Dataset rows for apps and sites

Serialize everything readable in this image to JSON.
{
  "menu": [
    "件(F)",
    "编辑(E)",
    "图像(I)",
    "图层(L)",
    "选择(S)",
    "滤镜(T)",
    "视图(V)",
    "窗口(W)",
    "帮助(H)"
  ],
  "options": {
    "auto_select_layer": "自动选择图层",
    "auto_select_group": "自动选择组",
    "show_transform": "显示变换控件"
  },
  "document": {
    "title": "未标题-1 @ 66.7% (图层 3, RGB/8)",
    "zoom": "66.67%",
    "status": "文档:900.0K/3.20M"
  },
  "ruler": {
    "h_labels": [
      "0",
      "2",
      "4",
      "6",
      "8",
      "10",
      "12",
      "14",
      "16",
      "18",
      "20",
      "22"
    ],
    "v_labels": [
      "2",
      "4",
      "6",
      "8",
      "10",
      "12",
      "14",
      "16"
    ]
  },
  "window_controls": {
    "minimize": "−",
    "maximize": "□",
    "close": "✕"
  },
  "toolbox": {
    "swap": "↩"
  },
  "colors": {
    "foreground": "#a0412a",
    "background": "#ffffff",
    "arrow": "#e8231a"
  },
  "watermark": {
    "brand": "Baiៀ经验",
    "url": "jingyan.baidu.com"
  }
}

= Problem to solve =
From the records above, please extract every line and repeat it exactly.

= Task result =
Serialize everything readable in this image to JSON.
{
  "menu": [
    "件(F)",
    "编辑(E)",
    "图像(I)",
    "图层(L)",
    "选择(S)",
    "滤镜(T)",
    "视图(V)",
    "窗口(W)",
    "帮助(H)"
  ],
  "options": {
    "auto_select_layer": "自动选择图层",
    "auto_select_group": "自动选择组",
    "show_transform": "显示变换控件"
  },
  "document": {
    "title": "未标题-1 @ 66.7% (图层 3, RGB/8)",
    "zoom": "66.67%",
    "status": "文档:900.0K/3.20M"
  },
  "ruler": {
    "h_labels": [
      "0",
      "2",
      "4",
      "6",
      "8",
      "10",
      "12",
      "14",
      "16",
      "18",
      "20",
      "22"
    ],
    "v_labels": [
      "2",
      "4",
      "6",
      "8",
      "10",
      "12",
      "14",
      "16"
    ]
  },
  "window_controls": {
    "minimize": "−",
    "maximize": "□",
    "close": "✕"
  },
  "toolbox": {
    "swap": "↩"
  },
  "colors": {
    "foreground": "#a0412a",
    "background": "#ffffff",
    "arrow": "#e8231a"
  },
  "watermark": {
    "brand": "Baiៀ经验",
    "url": "jingyan.baidu.com"
  }
}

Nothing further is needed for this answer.